  1. words and phrases in Language 1 (e.g. English)
  2. words and phrases in Language 2 (e.g. French, Norwegian, or Italian)
  3. machine-generated output (e.g. listing of files using unix command ls -la)

These languages are densely mixed. I often see that in one conversation, a sentence in Language 1 is followed by Language 2. So it is impossible to divide the data into two separate sets, corresponding to utterances in two languages.

The task is to find similarities between the records (problem descriptions). The purpose of this exercise is to understand whether some bugs submitted by users are similar to each other.

Q: What is the standard way to proceed in such a situation?

In particular, the problem lies in the fact that the words come from two different corpora (corpuses), while in addition, some technical words (like filenames, OS paths, or application names) will not be found in any.

2 Answers 2


I don't think there's a "standard way" - just things you could try.

You could look into word-embeddings that are aligned between langauges – so that similar words across multiple languages have similar vectors. Then ways of building a summary vector for a text based on word-vectors (like a simple average of all a text's words' vectors), or pairwise comparisons based on word vectors (like "Word Mover's Distance"), may still work with mixed-language texts (even mixes of languages within one text).

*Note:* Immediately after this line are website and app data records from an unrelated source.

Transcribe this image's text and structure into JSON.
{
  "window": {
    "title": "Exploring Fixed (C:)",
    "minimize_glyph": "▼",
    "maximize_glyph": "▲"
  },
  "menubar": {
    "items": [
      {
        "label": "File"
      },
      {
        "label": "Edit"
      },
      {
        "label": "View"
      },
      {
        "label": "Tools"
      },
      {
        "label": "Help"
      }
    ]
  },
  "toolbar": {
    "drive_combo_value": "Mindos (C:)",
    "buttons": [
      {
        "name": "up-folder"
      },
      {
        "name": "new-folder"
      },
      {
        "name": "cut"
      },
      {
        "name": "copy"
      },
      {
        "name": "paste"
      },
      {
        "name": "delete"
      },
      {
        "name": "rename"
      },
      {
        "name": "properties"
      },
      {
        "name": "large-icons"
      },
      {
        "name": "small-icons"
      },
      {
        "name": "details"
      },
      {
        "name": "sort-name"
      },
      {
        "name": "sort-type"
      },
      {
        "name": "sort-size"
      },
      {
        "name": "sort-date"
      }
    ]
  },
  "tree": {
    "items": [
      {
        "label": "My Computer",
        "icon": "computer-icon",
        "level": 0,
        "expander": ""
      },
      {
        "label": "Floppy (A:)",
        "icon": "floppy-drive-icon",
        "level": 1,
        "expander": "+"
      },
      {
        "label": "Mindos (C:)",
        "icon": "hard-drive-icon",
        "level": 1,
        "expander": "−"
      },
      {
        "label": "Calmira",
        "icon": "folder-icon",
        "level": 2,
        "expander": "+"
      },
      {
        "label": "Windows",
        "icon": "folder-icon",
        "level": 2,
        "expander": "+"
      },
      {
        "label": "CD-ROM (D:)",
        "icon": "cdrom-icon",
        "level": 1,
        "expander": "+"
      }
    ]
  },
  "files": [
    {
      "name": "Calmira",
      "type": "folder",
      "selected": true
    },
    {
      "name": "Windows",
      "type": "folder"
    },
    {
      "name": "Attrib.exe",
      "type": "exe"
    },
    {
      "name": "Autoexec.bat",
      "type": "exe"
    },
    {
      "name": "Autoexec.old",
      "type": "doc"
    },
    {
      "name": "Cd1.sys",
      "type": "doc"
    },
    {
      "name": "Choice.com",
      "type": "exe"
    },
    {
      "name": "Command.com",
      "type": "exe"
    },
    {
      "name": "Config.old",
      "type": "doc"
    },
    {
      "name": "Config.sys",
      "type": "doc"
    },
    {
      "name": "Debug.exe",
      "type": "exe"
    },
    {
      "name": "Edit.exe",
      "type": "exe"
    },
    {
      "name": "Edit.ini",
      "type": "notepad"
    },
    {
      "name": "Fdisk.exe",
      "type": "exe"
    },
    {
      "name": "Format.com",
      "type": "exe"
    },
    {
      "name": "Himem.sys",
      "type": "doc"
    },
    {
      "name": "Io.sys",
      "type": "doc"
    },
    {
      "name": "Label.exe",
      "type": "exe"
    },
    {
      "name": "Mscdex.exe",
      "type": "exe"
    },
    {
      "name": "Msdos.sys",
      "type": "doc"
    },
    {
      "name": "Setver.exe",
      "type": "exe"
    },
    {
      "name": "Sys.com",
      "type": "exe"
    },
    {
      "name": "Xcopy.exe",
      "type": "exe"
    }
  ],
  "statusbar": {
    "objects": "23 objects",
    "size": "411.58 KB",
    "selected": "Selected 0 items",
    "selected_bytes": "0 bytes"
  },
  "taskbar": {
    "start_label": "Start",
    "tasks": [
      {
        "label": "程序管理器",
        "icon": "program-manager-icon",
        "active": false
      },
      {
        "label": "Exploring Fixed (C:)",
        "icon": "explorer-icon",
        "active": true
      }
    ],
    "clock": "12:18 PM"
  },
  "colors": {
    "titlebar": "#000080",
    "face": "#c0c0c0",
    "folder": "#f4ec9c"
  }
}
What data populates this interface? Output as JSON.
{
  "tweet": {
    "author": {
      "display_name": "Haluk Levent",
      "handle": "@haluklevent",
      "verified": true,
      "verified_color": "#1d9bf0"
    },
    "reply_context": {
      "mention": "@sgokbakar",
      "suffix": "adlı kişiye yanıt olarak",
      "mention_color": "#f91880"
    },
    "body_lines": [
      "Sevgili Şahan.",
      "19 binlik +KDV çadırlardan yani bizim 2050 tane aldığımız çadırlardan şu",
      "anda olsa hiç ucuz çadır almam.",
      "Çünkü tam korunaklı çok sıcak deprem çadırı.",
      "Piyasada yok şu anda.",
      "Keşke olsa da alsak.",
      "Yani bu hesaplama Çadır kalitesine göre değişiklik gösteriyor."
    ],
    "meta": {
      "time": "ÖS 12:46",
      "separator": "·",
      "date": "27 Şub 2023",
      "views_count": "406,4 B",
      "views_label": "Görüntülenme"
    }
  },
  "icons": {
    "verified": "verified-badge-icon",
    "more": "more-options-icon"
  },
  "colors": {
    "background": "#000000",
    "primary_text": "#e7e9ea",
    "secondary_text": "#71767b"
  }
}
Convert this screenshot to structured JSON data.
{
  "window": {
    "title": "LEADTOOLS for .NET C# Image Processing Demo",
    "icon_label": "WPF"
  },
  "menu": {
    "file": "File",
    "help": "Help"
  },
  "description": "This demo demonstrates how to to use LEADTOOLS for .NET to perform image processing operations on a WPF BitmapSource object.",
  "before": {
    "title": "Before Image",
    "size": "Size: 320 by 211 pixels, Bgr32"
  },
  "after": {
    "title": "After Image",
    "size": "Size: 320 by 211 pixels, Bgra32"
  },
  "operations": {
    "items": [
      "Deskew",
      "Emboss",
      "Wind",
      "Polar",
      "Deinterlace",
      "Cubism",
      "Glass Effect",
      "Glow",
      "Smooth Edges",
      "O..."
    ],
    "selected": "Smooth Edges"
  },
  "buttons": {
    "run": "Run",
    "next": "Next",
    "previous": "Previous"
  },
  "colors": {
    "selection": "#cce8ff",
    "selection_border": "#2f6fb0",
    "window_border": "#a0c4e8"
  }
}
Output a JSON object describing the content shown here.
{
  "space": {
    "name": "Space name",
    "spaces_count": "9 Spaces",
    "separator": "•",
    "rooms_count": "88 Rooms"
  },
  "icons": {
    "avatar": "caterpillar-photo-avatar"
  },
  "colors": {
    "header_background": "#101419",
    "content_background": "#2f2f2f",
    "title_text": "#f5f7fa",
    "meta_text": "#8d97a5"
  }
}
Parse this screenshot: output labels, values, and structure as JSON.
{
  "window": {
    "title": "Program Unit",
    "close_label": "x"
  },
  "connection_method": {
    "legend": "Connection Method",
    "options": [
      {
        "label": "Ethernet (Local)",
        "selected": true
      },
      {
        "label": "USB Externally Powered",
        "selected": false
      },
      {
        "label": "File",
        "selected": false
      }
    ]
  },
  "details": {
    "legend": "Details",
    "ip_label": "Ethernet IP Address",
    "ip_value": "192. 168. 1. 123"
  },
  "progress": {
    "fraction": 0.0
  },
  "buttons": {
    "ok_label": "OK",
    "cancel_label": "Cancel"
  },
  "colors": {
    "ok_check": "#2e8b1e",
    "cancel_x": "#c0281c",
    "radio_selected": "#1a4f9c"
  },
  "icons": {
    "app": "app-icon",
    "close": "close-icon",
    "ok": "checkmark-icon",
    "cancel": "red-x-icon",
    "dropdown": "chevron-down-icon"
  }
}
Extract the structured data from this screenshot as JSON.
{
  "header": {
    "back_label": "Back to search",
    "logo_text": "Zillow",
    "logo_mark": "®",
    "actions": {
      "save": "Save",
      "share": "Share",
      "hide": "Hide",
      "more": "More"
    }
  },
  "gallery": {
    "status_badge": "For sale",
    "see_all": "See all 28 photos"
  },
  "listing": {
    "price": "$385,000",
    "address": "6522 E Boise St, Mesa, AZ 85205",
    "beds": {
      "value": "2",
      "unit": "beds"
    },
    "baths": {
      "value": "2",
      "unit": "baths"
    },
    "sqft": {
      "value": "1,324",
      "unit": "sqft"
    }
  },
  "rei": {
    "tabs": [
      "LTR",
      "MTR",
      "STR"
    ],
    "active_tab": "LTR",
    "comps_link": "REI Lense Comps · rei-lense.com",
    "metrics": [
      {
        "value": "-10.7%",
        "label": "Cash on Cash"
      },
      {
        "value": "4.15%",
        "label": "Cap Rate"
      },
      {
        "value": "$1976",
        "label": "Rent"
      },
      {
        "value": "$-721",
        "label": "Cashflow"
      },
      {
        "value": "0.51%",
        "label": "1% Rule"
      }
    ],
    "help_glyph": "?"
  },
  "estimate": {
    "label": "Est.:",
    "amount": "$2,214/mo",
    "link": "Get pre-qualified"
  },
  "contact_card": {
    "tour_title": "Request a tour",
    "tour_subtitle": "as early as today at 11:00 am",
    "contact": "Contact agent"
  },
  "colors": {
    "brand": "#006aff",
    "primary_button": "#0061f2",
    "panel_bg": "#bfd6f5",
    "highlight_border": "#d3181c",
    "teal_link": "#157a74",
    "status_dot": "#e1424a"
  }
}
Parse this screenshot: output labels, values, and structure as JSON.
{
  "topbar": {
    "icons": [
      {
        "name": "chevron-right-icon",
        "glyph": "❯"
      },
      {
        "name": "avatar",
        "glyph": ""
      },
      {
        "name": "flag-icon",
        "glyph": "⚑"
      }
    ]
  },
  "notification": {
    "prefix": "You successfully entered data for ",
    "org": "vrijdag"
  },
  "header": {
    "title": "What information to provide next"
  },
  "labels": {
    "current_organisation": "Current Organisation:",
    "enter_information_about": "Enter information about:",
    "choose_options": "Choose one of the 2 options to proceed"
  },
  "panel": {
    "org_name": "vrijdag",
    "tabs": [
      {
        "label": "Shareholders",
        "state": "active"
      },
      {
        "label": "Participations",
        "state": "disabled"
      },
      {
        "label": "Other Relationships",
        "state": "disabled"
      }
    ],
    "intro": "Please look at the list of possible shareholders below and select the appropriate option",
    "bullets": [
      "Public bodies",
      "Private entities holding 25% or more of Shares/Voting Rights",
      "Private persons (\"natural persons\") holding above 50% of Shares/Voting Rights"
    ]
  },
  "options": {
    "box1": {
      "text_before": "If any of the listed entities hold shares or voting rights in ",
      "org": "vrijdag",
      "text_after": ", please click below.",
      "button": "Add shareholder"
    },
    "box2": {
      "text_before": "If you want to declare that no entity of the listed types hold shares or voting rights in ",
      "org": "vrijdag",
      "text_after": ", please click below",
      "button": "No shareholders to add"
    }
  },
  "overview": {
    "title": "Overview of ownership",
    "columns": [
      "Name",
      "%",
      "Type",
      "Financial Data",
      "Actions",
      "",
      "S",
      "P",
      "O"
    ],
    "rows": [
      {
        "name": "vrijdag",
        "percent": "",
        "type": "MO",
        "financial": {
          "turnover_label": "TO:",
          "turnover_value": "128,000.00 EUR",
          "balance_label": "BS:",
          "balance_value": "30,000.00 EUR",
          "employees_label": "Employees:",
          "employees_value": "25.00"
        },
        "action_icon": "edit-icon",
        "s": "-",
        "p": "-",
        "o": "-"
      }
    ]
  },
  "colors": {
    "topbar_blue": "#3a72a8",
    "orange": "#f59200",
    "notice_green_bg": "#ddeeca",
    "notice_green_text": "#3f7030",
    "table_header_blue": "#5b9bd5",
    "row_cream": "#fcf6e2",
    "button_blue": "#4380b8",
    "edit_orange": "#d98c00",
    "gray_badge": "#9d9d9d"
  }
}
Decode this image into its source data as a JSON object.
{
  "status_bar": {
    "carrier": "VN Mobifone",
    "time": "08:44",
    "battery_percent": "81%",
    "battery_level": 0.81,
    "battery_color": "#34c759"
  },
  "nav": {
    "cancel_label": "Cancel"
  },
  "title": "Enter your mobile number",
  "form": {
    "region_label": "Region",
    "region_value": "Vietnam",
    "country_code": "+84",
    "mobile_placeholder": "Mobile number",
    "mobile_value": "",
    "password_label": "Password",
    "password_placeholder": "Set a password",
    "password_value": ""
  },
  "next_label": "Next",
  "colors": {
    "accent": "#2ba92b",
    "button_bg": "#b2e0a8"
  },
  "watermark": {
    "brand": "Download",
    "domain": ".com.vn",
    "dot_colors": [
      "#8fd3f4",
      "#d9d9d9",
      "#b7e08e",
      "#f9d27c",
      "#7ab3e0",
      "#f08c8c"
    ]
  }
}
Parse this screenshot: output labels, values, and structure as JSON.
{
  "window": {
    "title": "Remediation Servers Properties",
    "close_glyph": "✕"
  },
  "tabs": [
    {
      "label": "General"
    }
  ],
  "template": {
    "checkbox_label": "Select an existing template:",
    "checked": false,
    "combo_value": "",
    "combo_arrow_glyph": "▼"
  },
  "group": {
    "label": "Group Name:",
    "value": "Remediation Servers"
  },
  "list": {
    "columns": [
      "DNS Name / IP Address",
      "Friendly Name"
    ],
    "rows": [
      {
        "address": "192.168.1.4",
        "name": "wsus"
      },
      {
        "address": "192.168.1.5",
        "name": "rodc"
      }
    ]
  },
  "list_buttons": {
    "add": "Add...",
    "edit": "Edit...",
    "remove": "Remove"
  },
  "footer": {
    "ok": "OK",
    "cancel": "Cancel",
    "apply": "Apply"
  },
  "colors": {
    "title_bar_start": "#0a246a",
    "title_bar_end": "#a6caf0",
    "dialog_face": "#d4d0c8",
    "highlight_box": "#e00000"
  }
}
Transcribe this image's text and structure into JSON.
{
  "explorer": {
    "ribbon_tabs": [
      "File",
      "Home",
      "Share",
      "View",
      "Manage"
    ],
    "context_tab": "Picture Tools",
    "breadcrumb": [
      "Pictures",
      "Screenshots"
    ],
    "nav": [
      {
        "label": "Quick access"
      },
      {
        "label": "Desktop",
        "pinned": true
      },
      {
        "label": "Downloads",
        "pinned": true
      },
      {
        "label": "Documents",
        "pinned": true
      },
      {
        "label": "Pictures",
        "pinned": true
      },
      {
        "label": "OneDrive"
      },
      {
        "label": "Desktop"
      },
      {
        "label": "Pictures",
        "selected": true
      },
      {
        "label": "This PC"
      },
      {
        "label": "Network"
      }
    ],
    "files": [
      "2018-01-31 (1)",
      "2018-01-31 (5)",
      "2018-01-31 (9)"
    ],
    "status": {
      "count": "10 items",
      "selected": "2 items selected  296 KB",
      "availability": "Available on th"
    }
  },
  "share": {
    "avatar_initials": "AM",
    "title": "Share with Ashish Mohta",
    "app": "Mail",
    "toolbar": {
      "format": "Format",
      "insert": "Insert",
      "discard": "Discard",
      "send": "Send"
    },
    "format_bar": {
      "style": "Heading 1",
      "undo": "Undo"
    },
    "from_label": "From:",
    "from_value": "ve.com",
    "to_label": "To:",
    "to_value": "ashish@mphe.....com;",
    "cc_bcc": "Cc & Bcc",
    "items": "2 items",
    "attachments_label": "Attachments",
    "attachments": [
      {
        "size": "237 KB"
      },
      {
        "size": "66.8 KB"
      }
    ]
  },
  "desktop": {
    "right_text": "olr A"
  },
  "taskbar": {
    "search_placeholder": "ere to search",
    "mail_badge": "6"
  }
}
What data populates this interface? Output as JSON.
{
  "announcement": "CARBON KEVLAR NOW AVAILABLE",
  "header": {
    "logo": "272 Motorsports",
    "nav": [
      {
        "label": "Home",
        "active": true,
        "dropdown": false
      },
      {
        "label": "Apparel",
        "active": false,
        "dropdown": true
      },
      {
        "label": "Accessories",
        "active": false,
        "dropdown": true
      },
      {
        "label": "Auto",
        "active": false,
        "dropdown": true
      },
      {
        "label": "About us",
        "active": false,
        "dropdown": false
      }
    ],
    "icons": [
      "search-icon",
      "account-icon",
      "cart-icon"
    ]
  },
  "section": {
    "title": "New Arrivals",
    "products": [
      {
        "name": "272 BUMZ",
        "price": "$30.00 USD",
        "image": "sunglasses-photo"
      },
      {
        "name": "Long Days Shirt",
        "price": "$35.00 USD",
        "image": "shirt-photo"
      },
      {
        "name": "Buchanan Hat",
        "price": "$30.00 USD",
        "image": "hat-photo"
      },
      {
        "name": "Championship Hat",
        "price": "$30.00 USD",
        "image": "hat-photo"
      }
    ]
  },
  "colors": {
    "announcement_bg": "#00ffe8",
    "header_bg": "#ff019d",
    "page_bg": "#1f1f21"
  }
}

That a single text, presumably about a a single (or closely related) set of issues, has mixed language may be a blessing rather than a curse: some classifiers/embeddings you train from such texts might then be able to learn the cross-language correlations of words with shared topics. But also, you could consider enhancing your texts with extra synthetic auto-translated text, for any monolingual ranges, to ensure downstream embeddings/comparisons get closer to your ideal of language-obliviousness.


Thank you for the suggestions. After several experiments I developed a method which is simple and works pretty well. Rather than using existing corpora, I created my own corpus based on all the utterances available in my multilingual database. Without translating them. The database has 130,000 utterances, including 3,5 million of words (in three languages: English, French and Norwegian) and 150,000 unique words. The phrase similarity based on the meaning space constructed this way works surprisingly well. I have tested this method on production and the results are good. I also see a lot of space for improvement, and will continue to polish it. I also wrote this article An approach to categorize multi-lingual phrases, describing all the steps in more detail. Critics or improvements welcome.

Your Answer

By clicking “Post Your Answer”, you agree to our terms of service, privacy policy and cookie policy

Not the answer you're looking for? Browse other questions tagged or ask your own question.